Editor's Note: Adapted from "Improving Pumping System Performance: A Sourcebook for Industry" developed jointly by the U.S Department of Energy Efficiency and Renewable Energy and the Hydraulic Institute (HI).
Pumps transfer liquids from one point to another by converting mechanical energy from a rotating impeller into pressure energy (head). The pressure applied to the liquid forces the
fluid to flow at the required rate and to overcome friction (or head) losses in piping, valves, fittings, and process equipment.

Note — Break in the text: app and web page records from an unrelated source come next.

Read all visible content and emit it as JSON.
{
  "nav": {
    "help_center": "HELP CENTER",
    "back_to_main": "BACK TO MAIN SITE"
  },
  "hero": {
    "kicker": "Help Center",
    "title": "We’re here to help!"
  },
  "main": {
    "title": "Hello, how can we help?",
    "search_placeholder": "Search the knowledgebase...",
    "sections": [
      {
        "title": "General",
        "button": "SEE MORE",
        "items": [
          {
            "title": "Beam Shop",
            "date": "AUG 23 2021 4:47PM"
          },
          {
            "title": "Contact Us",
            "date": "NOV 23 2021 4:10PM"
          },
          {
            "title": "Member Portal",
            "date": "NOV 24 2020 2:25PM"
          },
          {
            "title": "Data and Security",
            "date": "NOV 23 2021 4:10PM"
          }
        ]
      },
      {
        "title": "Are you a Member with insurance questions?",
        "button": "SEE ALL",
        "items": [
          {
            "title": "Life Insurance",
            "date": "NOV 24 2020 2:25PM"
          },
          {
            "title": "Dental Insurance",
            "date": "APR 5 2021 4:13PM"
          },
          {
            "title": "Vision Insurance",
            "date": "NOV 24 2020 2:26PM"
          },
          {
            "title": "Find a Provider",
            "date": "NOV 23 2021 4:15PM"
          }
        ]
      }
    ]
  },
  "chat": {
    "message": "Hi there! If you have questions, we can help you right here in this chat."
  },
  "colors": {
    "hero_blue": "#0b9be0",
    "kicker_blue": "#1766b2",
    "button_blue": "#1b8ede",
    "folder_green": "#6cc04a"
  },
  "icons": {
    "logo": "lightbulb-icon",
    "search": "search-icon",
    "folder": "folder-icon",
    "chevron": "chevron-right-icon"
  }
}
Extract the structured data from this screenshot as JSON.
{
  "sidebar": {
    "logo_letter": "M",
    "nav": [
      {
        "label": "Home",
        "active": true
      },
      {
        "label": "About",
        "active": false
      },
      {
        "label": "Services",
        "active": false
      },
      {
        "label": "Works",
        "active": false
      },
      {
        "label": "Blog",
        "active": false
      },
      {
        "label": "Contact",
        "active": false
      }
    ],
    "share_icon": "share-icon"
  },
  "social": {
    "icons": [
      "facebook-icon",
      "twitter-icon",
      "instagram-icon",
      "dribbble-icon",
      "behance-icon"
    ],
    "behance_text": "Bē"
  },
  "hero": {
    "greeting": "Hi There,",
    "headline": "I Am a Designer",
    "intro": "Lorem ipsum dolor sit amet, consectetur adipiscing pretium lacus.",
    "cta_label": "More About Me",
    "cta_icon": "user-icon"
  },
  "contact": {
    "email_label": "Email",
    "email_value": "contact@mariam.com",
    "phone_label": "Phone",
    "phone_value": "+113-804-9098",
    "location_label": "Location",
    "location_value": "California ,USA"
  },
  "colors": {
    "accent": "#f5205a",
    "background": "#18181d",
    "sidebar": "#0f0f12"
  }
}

Pump system designers must consider fluid properties, determine end use requirements, and understand environmental conditions to achieve the optimal results. This includes a thorough understanding of constant or variable flow rate requirements, single or networked loads, and the properties of open loops (nonreturn or liquid delivery) or closed loops (return systems).
The properties of the fluids being pumped can significantly affect the choice of pumps at most plants and commercial institutions. Subsequently, maintenance and engineering professionals should strongly consider the following fluid characteristics when choosing the best pump system for their needs:
Acidity/alkalinity (pH) and chemical composition. Corrosive and acidic fluids can degrade pumps. So, pump materials should be actively researched before their selection.
Operating temperature. Pump materials and expansion, mechanical seal components, and packing materials should be carefully considered with pumped fluids that are hotter than 200°F.
Solids concentrations/particle sizes. When pumping abrasive liquids such as industrial slurries, selecting a pump that will not clog or fail prematurely depends on particle size, hardness and the volumetric percentage of solids.
Specific gravity. The fluid specific gravity is the ratio of the fluid density to that of water under specified conditions. Specific gravity affects the energy required to lift and move the fluid, and must be considered when determining pump power requirements.
Vapor pressure. A fluid's vapor pressure is the force per unit area that a fluid exerts in an effort to change phase from a liquid to a vapor, and depends on the fluid's chemical and physical properties. Proper consideration of the fluid's vapor pressure will help to minimize the risk of cavitation.
Viscosity. The viscosity of a fluid is a measure of its resistance to motion. Since kinematic viscosity normally varies directly with temperature, the pumping system designer must know the viscosity of the fluid at the lowest anticipated pumping temperature. High viscosity fluids result in reduced centrifugal pump performance and increased power requirements. It is particularly important to consider pump suction-side line losses when pumping viscous fluids.
End Use Requirements - System Flow Rate and Head
The design pump capacity, or desired pump discharge in gallons per minute (gpm) is needed to accurately size the piping system, determine friction head losses, construct a system curve, and select a pump and drive motor. Process requirements may be met by providing a constant flow rate (with on/off control and storage used to satisfy variable flow rate requirements), or by using a throttling valve or variable speed drive to supply continuously variable flow rates.
The total system head is also designed with three components: static head, elevation (potential energy), and velocity (or dynamic) head. Static head is the pressure of the fluid in the system, and is the quantity measured by conventional pressure gauges. The height of the fluid level can have a substantial impact on system head, while the dynamic head represents the pressure required by the system to overcome head losses caused by flow rate resistance in pipes, valves, fittings, and mechanical equipment. Dynamic head losses are approximately proportional to the square of the fluid flow velocity, or flow rate. If the flow rate doubles, dynamic losses increase fourfold.